What to watch for today
Merkel continues her coalition partner search. The German chancellor’s party kicks off a new round of discussions with the Social Democrats after talks with the Greens failed.
Britain’s surveillance inquiry. Parliament’s intelligence oversight committee will begin an investigation into GCHQ, MI5 and MI6 in the wake of Edward Snowden’s revelations, including some public hearings. Separately, Snowden’s dad said “there’s more to be shared” after visiting his son in Russia.
Can Google shake its dependence on ads? Analysts expect a 14% bump in earnings and will pay attention to the search giant’s plan to unite mobile and desktop ad sales. But we’ll be watching to see whether the company’s app store, cloud computing services and Chromecast video-streaming device are making any money.
Verizon’s first post-buyout results. The telco spent $130 billion to buy out Vodafone’s share of Verizon Wireless, and its earnings announcement will give an inkling of how the move will benefit the company in the future.
Multinationals deal with emerging-market currencies. Swiss foodmaker Nestlé will post third-quarter sales today, two weeks after its competitor Unilever announced lower sales projections due to currency depreciation in developing economies.
While you were sleeping
The US debt showdown ended with a Republican whimper. GOP legislators conceded they couldn’t push their policy agenda by threatening a default on US debt, with both houses approving an 11th-hour Senate plan to extend the budget and debt ceiling. Even as government employees return to work on Friday, the shutdown may have cost the economy $24 billion—and there could be another face-off in early 2014.
Mark Cuban was cleared of insider trading by a Texas jury that sided with the billionaire Dallas Mavericks owner over the US Securities and Exchange Commission, which brought the civil lawsuit in 2008.
Japanese manufacturers in a good mood. A Reuters poll found that confidence remained steady as the effects of Abenomics boosted manufacturing, but the service sector’s mood declined for the second straight month, suggesting that private spending is losing momentum.
Ebay issued a gloomy holiday forecast… The firm said growth rates across the e-commerce industry have slowed due to waning consumer confidence, thanks in part to the US government shutdown.
…And Apple cut orders for the iPhone 5c. The decision to make fewer of the company’s new low-end smartphones could indicate low consumer demand for the gadgets.
JP Morgan paid up, again. The bank agreed to pay a $100 million fine and acknowledged that its “London Whale” trading fiasco was “recklessly manipulative.”
Quartz obsession interlude

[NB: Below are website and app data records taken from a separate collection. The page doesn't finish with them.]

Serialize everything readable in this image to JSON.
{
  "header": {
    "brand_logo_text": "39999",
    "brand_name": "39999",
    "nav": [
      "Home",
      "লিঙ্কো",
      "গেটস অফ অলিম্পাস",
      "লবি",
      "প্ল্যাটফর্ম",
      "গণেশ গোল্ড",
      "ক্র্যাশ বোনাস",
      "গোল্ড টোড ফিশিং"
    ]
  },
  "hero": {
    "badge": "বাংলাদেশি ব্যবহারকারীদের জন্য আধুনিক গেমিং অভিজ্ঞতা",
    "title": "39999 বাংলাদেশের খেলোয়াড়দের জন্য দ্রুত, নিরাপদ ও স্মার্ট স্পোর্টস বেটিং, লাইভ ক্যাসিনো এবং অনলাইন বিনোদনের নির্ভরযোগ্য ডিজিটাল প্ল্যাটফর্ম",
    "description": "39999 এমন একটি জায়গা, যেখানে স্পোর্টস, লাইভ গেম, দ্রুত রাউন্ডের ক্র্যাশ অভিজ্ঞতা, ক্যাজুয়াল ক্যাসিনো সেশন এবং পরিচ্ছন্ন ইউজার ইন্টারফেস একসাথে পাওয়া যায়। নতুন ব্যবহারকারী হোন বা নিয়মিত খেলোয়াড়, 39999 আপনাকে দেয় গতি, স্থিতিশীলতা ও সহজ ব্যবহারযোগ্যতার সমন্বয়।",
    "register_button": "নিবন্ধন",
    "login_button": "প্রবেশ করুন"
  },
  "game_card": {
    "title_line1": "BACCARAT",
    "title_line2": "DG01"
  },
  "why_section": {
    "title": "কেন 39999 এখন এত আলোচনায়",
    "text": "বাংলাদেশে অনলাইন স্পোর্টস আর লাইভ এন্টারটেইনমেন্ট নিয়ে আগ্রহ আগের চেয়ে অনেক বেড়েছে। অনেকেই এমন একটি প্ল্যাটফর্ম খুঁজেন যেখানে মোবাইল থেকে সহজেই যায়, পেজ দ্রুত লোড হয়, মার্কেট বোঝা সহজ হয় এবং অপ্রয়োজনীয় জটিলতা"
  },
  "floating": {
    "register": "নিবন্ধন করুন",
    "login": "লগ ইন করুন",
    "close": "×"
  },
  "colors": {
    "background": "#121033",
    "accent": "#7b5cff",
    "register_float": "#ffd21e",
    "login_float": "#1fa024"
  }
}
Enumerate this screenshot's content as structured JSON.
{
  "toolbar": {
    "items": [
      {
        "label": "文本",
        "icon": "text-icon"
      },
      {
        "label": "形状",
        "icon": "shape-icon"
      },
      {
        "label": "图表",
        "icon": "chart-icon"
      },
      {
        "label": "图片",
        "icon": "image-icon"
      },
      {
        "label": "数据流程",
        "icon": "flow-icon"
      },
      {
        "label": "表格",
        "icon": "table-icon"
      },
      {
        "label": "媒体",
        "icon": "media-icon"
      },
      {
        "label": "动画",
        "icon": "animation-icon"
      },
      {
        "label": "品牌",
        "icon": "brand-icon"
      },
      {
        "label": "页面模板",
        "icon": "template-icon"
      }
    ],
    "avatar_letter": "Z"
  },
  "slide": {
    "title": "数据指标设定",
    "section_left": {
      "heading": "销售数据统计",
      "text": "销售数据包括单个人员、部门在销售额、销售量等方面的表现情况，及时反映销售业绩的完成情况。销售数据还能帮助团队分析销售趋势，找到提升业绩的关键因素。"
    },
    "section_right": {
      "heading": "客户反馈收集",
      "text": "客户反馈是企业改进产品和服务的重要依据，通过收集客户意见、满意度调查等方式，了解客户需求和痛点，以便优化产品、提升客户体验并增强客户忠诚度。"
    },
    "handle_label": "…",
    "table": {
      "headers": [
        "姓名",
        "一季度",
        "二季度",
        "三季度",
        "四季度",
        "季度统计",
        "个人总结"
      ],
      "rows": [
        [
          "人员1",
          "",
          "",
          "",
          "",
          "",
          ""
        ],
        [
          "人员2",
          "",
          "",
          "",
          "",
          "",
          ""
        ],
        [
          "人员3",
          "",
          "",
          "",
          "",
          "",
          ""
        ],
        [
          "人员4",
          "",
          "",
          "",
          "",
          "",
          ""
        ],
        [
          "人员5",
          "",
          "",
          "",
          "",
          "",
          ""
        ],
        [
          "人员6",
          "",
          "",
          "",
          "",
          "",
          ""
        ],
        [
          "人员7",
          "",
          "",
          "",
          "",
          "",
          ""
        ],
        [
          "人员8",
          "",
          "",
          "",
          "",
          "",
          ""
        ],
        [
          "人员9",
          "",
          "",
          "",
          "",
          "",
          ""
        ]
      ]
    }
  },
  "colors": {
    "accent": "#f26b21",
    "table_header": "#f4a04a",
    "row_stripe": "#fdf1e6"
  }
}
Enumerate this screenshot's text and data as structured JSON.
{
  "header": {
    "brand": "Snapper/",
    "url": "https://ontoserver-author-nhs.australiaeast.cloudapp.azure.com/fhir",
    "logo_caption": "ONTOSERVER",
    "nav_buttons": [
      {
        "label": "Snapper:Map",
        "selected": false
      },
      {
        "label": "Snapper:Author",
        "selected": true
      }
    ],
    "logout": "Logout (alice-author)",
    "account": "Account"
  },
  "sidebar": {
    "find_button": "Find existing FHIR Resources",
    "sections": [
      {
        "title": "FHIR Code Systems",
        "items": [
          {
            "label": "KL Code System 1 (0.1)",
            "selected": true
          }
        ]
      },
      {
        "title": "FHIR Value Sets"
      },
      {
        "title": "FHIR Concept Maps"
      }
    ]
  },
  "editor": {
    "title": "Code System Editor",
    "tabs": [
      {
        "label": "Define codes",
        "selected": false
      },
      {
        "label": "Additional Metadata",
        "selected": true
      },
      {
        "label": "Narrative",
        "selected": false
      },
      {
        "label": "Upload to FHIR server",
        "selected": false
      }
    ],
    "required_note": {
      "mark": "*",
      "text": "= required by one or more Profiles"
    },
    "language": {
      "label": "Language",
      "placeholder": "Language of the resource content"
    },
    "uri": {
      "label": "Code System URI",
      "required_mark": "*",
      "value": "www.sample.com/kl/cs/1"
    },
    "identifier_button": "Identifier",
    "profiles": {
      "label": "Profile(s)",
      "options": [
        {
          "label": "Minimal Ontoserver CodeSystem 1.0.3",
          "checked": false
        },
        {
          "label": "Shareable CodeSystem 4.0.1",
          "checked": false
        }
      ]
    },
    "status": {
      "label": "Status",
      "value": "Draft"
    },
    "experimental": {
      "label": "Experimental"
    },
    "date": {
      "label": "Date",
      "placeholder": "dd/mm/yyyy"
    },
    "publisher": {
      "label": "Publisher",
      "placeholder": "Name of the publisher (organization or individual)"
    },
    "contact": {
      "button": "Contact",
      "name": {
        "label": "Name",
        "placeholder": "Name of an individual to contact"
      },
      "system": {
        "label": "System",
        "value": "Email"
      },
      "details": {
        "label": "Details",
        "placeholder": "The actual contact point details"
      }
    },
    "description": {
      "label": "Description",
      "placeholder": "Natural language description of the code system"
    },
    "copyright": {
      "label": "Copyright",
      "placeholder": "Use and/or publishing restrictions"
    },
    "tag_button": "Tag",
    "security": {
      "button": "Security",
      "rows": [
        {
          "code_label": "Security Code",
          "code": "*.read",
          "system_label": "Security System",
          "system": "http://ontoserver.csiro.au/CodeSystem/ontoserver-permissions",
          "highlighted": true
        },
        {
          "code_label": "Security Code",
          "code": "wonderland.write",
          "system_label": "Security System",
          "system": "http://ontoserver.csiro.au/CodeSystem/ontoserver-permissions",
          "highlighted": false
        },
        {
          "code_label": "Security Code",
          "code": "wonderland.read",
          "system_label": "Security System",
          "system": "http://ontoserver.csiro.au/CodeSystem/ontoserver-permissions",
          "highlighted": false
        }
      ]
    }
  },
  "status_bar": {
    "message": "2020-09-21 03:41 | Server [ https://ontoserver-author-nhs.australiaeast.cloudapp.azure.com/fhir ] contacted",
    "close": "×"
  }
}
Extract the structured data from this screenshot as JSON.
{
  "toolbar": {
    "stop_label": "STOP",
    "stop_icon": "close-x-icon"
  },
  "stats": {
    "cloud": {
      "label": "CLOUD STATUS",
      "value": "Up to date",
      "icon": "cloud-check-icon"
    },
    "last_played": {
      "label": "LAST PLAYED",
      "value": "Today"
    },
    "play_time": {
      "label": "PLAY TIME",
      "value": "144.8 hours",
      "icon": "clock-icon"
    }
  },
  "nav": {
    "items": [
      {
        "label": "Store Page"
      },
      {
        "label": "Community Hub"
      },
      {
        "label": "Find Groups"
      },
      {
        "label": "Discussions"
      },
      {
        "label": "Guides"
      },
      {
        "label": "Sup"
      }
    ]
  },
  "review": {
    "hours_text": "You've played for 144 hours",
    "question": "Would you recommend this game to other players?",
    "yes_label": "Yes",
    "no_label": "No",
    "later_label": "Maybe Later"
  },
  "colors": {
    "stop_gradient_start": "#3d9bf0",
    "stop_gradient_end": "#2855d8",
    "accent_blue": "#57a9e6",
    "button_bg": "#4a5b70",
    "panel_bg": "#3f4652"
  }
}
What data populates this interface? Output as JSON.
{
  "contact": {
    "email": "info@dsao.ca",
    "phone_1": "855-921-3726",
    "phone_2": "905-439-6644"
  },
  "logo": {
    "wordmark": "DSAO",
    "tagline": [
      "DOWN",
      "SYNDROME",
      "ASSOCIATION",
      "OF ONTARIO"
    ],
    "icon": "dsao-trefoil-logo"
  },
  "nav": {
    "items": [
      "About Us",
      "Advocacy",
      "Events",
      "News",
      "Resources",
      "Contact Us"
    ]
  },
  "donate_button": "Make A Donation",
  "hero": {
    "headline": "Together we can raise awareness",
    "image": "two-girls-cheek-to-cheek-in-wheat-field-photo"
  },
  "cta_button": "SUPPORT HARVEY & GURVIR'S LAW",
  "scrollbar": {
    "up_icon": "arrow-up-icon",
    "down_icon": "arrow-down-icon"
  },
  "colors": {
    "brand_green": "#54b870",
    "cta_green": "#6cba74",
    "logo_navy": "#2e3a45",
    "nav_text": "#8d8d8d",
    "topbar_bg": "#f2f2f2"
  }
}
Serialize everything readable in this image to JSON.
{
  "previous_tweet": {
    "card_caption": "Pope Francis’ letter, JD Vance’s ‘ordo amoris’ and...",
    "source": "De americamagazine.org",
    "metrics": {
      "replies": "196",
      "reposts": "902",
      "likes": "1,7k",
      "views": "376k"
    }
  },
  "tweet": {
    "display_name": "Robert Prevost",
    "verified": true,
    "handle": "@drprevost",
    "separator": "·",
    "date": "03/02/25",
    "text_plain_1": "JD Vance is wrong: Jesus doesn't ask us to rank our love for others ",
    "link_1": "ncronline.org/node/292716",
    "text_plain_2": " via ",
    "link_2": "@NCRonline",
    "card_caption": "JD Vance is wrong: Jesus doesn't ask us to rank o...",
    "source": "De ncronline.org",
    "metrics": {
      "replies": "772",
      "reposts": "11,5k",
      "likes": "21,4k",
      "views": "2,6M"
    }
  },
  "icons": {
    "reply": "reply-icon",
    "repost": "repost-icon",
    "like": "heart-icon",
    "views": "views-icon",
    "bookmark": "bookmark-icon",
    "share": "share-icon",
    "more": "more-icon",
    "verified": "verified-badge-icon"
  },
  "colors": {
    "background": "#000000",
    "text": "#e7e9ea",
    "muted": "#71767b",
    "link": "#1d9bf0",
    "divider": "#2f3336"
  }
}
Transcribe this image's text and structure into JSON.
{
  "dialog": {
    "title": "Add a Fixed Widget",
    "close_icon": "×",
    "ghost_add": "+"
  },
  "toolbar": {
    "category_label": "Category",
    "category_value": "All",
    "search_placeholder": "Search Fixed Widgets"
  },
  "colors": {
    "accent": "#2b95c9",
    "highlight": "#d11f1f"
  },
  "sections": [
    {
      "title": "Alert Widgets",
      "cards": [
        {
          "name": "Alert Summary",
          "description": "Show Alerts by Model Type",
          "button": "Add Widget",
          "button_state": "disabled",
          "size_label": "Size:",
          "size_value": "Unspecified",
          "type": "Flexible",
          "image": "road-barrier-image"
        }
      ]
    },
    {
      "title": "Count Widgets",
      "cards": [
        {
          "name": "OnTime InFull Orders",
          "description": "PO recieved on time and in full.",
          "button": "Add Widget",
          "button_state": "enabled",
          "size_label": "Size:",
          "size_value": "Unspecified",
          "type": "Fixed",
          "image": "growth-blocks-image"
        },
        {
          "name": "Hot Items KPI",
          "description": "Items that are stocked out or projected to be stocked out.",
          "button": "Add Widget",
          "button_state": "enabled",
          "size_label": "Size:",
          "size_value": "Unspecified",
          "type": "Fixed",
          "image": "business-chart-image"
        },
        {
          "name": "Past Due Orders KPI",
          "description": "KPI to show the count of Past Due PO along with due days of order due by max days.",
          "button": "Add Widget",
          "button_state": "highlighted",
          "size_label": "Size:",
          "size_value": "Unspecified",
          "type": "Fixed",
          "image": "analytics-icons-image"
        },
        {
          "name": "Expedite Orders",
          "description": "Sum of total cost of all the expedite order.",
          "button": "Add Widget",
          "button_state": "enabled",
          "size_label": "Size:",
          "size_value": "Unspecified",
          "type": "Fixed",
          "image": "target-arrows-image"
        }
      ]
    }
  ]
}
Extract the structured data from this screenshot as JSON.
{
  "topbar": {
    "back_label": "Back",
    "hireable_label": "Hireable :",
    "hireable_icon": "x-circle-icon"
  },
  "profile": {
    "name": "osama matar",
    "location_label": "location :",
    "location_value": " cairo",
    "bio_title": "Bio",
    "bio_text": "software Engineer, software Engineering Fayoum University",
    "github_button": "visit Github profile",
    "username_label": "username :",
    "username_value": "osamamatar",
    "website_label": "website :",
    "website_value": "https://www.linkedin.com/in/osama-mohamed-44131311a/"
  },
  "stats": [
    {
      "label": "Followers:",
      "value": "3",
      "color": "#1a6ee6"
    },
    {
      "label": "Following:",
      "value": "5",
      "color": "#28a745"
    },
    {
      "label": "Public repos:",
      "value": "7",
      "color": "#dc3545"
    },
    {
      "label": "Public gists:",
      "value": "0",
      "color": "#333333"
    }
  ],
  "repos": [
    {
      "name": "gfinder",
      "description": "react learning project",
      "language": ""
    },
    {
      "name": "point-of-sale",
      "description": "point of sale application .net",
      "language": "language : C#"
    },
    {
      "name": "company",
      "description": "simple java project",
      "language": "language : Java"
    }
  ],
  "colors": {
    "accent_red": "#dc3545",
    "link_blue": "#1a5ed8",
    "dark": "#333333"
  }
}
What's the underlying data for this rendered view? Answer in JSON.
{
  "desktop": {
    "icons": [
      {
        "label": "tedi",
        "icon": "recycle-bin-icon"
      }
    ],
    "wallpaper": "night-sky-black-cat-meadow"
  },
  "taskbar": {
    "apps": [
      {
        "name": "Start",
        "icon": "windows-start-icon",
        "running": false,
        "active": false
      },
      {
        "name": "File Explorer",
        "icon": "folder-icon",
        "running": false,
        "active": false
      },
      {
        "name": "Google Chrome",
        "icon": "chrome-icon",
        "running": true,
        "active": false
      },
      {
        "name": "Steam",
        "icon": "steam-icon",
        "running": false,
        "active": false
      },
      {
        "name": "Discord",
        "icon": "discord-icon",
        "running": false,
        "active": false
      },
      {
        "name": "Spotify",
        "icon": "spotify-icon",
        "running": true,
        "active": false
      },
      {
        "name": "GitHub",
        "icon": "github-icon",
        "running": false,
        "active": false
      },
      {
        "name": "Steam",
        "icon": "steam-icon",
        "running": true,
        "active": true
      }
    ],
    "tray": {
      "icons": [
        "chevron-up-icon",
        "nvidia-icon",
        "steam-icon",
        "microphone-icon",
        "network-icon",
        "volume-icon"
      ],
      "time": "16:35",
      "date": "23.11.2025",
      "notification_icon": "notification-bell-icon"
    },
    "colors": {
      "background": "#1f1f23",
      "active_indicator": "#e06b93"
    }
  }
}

Roberto A. Ferdman on the dangerous state of the global food industry. ”Food consumption has exceeded food production for five of last ten years, and it appears to have caught up with us. World grain reserves haven’t been this low since 1974. Without a healthy level of reserves to fall back on, the world is woefully unprepared for any and all unexpected bouts of severe weather. Meager harvests by any of the world’s main exporters of grain, which includes corn, wheat and rice, could leave significant portions of the earth without enough food. Compounding the problem are spiking global food prices: Dangerously low reserves have pushed food prices up to near record levels.” Read more here.
Matters of debate
The US credit rating should be downgraded. Even though default was averted, the world has lost its faith in the American political system.
Healthcare.gov should have gone open-source. It’s crazy that public projects don’t rely on a public development process.
Transparency makes CEOs even more overpaid. The more companies disclose, the more executive pay goes up.
The Web killed softcore porn. Case in point: Cinemax After Dark is being discarded in favor of more respectable programming.
Should runners land on their heels or toes? Despite fierce arguments, there’s no single best way to run.
Indonesia has surpassed China as the top source of cyber attacks. It’s not necessarily Indonesians, but hackers taking advantage of the country’s insecure computer networks.
Meet China’s trashy nouveau riche. The tuhao are crass, wealthy and inspiring both envy and anger in China.